Sunday, August 30, 2015

Fill up our cups.

Shivi came up to me to tell me something.

"Do you know that we have a cup in our heart?"

When children ask me questions like that sometimes I just return the question back to them. Maybe they're not looking for an answer but just want to tell me something.

"Do you think we have a cup in our heart?"

"We do. And when you smile at me it fills up my cup. And when I smile at you it fills up your cup."

I was endeared, of course, and couldn't help smiling at him smiling back at me.

"I think I can feel it filling up." 

Last week at a really excellent Conscious Discipline workshop I attended with the staff they asked the question, "What motivates children to behave?" I could agree with their answer wholeheartedly, I'd seen it, more importantly felt it happening in our room. Their motivation comes from their feeling of connection with the people around them. A bunch of rules alone doesn't do it. Learning to be a part of a community, feeling loved and accepted, feeling safe, and a desire to belong does.

I've been finding this particularly important with the new children this year. We have many who had negative experiences in their previous day cares, and some with no school experience at all. Suddenly they're thrust for six hours a day in a place with a bunch of kids and random adults. During these weeks much of our work has been about developing that connection. Home visits were really helpful in that process as was the gentle orientation week.

We're three weeks into our school year now so most of the new children are by now feeling safe and comfortable with the adults, so now the question is How to get them to connect with each other? How to foster positive connections among them? Much of it surely we just leave up to the children, who can be so good at bridging differences of language, age, and ethnicity. But there are many moments where we can facilitate that process among them.

We've had the older children in the room on their own during the afternoons these weeks when most of the new children go home after lunch. We've taken some time every afternoon to do Grace and Courtesy about inclusion, read stories about helpfulness, cooperation, and what it looks like to be kind. I'm looking forward to doing more of this since I think a good foundation early on will set a very positive tone for the rest of the year.

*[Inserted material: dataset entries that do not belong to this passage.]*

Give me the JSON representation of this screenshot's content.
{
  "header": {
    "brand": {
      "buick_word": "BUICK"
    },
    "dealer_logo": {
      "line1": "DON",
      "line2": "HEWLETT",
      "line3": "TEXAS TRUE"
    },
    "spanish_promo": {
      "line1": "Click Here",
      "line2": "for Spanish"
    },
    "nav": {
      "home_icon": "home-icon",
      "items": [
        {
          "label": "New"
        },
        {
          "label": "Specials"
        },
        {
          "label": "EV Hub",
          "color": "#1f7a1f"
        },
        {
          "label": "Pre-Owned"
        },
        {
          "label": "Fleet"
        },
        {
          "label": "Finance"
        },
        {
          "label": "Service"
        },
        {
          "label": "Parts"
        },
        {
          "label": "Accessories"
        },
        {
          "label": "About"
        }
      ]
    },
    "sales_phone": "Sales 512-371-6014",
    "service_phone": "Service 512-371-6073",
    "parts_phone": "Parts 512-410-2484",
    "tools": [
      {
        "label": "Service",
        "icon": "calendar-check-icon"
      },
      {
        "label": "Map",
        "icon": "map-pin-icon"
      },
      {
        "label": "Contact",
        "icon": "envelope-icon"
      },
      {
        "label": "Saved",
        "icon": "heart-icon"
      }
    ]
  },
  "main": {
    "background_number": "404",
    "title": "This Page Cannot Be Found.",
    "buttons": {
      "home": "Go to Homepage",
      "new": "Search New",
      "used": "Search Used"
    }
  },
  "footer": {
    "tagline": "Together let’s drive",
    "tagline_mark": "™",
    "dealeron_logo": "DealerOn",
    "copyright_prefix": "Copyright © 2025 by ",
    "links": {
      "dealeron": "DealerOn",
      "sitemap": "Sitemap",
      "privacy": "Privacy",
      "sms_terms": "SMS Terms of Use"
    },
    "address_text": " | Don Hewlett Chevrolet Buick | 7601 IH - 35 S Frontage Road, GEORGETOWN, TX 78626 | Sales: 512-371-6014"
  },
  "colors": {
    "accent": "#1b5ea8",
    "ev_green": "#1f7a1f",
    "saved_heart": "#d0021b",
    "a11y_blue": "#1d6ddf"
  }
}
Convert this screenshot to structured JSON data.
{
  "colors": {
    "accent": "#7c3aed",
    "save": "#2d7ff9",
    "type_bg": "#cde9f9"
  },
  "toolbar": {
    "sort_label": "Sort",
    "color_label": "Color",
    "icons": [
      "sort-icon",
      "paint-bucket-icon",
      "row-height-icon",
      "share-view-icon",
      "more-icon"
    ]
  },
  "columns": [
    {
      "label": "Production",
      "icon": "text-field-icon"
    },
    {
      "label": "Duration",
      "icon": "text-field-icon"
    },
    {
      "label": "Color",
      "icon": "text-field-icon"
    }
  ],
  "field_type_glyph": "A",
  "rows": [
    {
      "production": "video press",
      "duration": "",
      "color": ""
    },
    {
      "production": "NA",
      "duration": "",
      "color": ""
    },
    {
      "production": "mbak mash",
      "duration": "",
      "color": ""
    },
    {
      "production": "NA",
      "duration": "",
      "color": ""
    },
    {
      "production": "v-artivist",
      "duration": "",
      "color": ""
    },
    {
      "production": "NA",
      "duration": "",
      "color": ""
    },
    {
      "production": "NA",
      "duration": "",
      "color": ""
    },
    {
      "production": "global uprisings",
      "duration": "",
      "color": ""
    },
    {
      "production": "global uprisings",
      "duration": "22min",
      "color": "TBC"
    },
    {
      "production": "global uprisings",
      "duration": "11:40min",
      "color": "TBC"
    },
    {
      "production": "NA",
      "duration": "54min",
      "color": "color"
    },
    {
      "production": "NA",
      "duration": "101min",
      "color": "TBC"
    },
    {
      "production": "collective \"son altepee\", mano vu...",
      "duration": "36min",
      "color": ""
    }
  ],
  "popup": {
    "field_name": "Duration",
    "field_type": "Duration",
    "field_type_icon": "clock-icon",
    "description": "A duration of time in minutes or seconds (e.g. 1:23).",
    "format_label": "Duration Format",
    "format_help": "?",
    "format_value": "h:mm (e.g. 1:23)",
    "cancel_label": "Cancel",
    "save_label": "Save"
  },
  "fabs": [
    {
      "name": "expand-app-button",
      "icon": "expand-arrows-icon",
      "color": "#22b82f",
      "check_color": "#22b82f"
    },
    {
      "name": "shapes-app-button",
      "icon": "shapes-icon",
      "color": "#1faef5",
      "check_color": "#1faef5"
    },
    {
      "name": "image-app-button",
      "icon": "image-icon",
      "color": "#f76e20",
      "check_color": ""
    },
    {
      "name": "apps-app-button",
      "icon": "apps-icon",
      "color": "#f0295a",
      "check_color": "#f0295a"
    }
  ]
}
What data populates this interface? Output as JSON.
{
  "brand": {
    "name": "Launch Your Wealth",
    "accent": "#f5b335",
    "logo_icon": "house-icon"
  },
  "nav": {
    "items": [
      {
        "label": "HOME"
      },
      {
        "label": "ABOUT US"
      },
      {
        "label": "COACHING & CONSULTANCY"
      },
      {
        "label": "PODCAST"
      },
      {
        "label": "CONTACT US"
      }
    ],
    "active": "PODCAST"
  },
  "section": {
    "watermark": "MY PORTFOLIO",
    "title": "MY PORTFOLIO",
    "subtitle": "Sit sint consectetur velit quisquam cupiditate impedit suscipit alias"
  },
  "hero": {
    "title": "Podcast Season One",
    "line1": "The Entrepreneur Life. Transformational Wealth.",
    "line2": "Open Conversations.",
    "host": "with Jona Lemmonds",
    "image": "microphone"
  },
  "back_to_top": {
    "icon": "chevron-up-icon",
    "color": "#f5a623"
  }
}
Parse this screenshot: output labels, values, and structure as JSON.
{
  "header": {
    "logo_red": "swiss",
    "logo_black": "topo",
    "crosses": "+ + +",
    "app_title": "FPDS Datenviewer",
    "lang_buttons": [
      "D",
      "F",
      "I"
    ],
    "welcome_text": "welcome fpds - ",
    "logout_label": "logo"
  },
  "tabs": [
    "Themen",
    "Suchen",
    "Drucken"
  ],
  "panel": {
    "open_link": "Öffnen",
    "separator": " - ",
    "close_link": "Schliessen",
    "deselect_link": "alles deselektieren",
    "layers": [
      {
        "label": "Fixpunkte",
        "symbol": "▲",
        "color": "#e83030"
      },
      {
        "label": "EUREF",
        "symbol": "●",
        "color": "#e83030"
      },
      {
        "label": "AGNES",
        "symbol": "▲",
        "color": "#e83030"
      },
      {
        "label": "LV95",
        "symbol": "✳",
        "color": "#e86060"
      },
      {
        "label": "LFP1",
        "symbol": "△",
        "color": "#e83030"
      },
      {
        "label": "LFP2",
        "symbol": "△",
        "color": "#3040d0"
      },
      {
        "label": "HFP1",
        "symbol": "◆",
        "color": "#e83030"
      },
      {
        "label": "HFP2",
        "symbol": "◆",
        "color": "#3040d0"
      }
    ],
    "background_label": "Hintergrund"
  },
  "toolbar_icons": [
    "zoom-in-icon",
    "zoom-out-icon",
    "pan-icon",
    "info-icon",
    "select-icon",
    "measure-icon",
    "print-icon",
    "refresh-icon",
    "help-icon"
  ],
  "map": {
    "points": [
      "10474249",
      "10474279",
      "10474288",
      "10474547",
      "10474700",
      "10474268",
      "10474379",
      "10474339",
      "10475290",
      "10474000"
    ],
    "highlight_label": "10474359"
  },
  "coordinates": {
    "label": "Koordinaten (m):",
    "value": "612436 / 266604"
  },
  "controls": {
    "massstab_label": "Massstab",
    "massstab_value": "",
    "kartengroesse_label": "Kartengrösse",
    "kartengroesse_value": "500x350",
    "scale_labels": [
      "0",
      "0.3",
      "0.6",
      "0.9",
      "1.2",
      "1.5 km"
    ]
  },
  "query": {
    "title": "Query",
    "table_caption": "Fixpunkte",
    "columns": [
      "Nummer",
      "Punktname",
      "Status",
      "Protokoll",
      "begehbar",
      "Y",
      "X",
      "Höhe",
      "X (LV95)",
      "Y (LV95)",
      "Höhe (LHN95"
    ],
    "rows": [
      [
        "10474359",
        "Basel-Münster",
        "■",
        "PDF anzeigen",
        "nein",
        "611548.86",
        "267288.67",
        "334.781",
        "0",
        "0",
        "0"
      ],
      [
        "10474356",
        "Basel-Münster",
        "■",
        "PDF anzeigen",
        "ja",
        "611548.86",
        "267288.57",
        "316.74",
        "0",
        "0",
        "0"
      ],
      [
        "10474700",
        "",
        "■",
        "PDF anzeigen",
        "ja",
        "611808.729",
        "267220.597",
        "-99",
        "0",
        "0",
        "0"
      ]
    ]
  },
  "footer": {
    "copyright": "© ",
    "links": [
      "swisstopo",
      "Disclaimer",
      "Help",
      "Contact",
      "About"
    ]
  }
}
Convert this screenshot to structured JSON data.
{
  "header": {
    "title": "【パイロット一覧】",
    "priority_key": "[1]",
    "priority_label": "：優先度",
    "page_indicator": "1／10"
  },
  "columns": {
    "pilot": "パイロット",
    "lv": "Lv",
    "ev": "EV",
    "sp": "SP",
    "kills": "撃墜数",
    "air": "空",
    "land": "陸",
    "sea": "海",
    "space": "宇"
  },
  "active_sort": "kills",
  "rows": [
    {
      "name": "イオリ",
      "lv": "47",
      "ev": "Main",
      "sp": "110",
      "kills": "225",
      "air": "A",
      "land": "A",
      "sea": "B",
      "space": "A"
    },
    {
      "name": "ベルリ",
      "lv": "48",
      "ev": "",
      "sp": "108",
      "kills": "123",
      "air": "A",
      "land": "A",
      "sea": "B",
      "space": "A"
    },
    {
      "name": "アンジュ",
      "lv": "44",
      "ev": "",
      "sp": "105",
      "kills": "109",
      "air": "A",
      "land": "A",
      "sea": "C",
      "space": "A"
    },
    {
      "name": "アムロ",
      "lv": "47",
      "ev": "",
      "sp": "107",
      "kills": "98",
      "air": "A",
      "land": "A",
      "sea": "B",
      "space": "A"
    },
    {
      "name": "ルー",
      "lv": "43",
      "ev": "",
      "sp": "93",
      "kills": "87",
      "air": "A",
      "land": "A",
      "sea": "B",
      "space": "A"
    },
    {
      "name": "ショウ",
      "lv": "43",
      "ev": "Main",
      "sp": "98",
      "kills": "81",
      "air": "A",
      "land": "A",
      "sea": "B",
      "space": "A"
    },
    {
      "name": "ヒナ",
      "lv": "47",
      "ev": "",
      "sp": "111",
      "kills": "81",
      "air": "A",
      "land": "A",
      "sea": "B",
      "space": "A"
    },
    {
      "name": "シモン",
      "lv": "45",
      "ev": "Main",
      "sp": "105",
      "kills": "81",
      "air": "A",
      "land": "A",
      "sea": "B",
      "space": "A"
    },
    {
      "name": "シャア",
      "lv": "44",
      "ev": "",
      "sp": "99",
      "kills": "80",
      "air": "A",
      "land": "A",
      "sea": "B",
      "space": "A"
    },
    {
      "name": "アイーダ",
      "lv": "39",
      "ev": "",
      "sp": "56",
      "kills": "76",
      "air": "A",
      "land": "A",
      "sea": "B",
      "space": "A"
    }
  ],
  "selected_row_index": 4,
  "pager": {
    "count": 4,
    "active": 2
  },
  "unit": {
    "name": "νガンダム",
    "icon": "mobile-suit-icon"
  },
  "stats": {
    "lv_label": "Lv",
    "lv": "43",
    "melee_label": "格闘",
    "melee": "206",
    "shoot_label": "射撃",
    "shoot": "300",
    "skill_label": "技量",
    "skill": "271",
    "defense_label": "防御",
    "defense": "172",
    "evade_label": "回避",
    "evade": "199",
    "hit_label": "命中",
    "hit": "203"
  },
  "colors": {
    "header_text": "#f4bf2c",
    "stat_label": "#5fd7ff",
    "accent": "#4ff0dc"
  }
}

Does anyone out there have recommendations for books on values such as generosity and gratefulness and inclusion?

Any ideas to share about how to improve connections among the group?

Please share!


Lei said...

Hi Susanne,
Around this time, i read to my class the "How to fill your bucket" which was so much related to your blog post today of filling our cups. My wish for this school year in my class is to begin to instill mindfullness. Being present is already hard for us adults. Children's timeframe is always set on the present/now. However, in the kind of world we live in /technology, social media, etc. these are becoming harder for children to focus. Thich Nhat Hanh has always been a good resource for mindfulness (Planting seeds:Practicing mindfulness with children).
Here's to a great year! Namaste.

Susanne said...

Hello Lei,

Thank you for your comment. I am familiar with the book, "How to fill your bucket" and have a suspicion that the child in my class had had that read to him before he came to me.

I have started to take the Mindfulness School's 6 week online course hoping to find many more ideas to help myself with mindfulness during the day, and hopefully some resources to include more of this in our classroom. Aside from Silence and Walking on the Line, a yoga mat, and an individual silence mat, I'd love to have more concrete materials to add make the idea tangible. Children are the most present, so it seems silly to me sometimes to talk about mindfulness with preschoolers, but resources for self calming, for helping empathy develop, for dealing with feelings and for community building are what I'm hoping to find.

I'll look into the book you mentioned. :)

Thank you!

Laura S. said...

Hi Susanne
My students enjoy playing a game at Circle Time where one of the adults goes around the circle, hovering a hand over one child, asking "what is this boy's (girl's) name?" until each has had a turn. The whole class speaks out the child's name, which is a thrill for the child (we give the children a chance to name the adults, too). They enjoy this game even later in the year, and it really helps them learn each others names. We do similar language games with other classroom vocabulary (names of shapes, identifying continents, matching colors of bead bars with quantities, etc). I started this game after I realized that even at the end of the school year some of the children didn't know each other's names (once, when I was working as an assistant a child confessed to me he got my name and the lead teacher's names confused and wasn't certain of our names!).